  • http://www.reallawyernews.com Jamie Parks

    Kevin,
    Yourself and a hand full of others are reaching vigorously into the stormy clouds of social responsibility and rearranging the skies into a beautiful future. I admire your candor towards a profession that has been labeled as substantially failing in regards to fulfilling its social and ethical obligations to society.
    Indeed, this Law2.0 wave that has emerged, in essence is being enabled by ‘the people’ who are fully embracing the new technologies that are being brought to the Internet every day. I like to think of the web as the real time human ‘communicator’ that supersedes space and time and allows for each and every citizen of the developed worlds to obtain and share information freely and unregulated.
    The blogosphere polices itself, and we all know that it doesn’t take long to be held accountable for a bad move. Three to four years ago, this type of communication was impractical and mostly unavailable for the majority.
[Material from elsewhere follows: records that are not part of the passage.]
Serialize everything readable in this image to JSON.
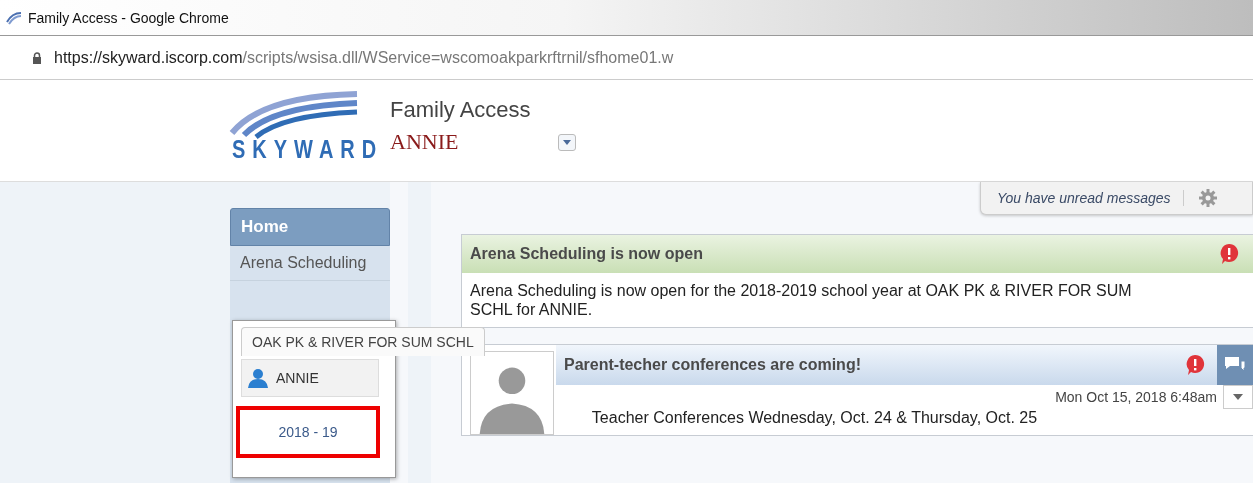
{
  "window": {
    "title": "Family Access - Google Chrome"
  },
  "address_bar": {
    "host": "https://skyward.iscorp.com",
    "path": "/scripts/wsisa.dll/WService=wscomoakparkrftrnil/sfhome01.w"
  },
  "header": {
    "logo_text": "SKYWARD",
    "app_title": "Family Access",
    "student_name": "ANNIE"
  },
  "unread_notice": "You have unread messages",
  "nav": [
    {
      "label": "Home",
      "selected": true
    },
    {
      "label": "Arena Scheduling",
      "selected": false
    }
  ],
  "student_popup": {
    "school": "OAK PK & RIVER FOR SUM SCHL",
    "student": "ANNIE",
    "year": "2018 - 19",
    "year_highlighted": true
  },
  "messages": [
    {
      "kind": "announcement",
      "title": "Arena Scheduling is now open",
      "body": "Arena Scheduling is now open for the 2018-2019 school year at OAK PK & RIVER FOR SUM SCHL for ANNIE."
    },
    {
      "kind": "teacher",
      "title": "Parent-techer conferences are coming!",
      "date": "Mon Oct 15, 2018 6:48am",
      "body": "Teacher Conferences Wednesday, Oct. 24 & Thursday, Oct. 25"
    }
  ]
}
Yet, due to the wide spread adoption of broadband and the affordable ease at which it is to publish rich content for the world, every day we are seeing more and more users empowered and interacting with the blogging medium.
    Blogs and the web are offering the courageous, ‘real’ legal professionals of the world a tremendous opportunity to muscle their way up from out of the scummy sewers that have drenched this arena over the past 50 years.
    These silly and foolish debates over what constitutes ‘ethical marketing’ for a law firm will eventually resolve in proving that the lawyers who publish blogs are not only lawyers with guts but they are far more reliable and committed to client servitude than the type of scum that currently brands American billboards and late night television spots.
    If anything, lawyer blogs are extending the arm of accountability. I believe quite adamantly, that those who choose to carry on despite the naysayers, and continue to publish meaningful content and foster genuine interactions with their audiences will be the ones who have made some extreme and extraordinary differences in our communities and in our world.
    This opportunity is being afforded to practitioners in hopes that they start regrowing some of that luminary human skin that was once worn so valiantly during their zealous three year investment in law school. My advice to old school practioners is to simply start making some bold public moves… this will light a fire inside your heart that will never go out.
    It’s no secret that the courts are among the most demonically inefficient and inaccessible as well as forbidding institutions in this country yet they still remain the only way that we as seekers of justice can go about obtaining rectitude. As we move closer into proximity of becoming an awakened global society, we will only stand the chance of evolving these inoperable justice systems into a facilitator of truth, by first reaching into our very own consciousness and flipping the switches – - switches that tear down walls and see bionically through the differences that divides us. Blogs are in essence these internal switches.
    The greatest sacrifice today is that of time, and quite frankly, fewer people are willing to engage in it. On the contrary, those that courageously risk the investment of their own time into teaching and utilizing the available ‘human centric’ technologies, are in the end leveraging their knowledge and authenticating the overall practice of their law firms.
    In addition, those who blog will also come to find that by exposing their inner qualities on a daily basis to the world, they will be exploring and validating the core purposes and principals of their very own lives. These souls shall be held in high regard as the few honorable, brave, and transparent beings whom pioneered the technology of the web into a truly activated global democracy of Truth and Justice for all.
    Lastly, your blog contains a wealth of wisdom and although I rarely do comment, I believe each of your posts are usually worthy of a treatise as such =)
    I can only hope every lawyer in America eventually encounters your writings and the LexBlog network. Keep up the outstanding coverage!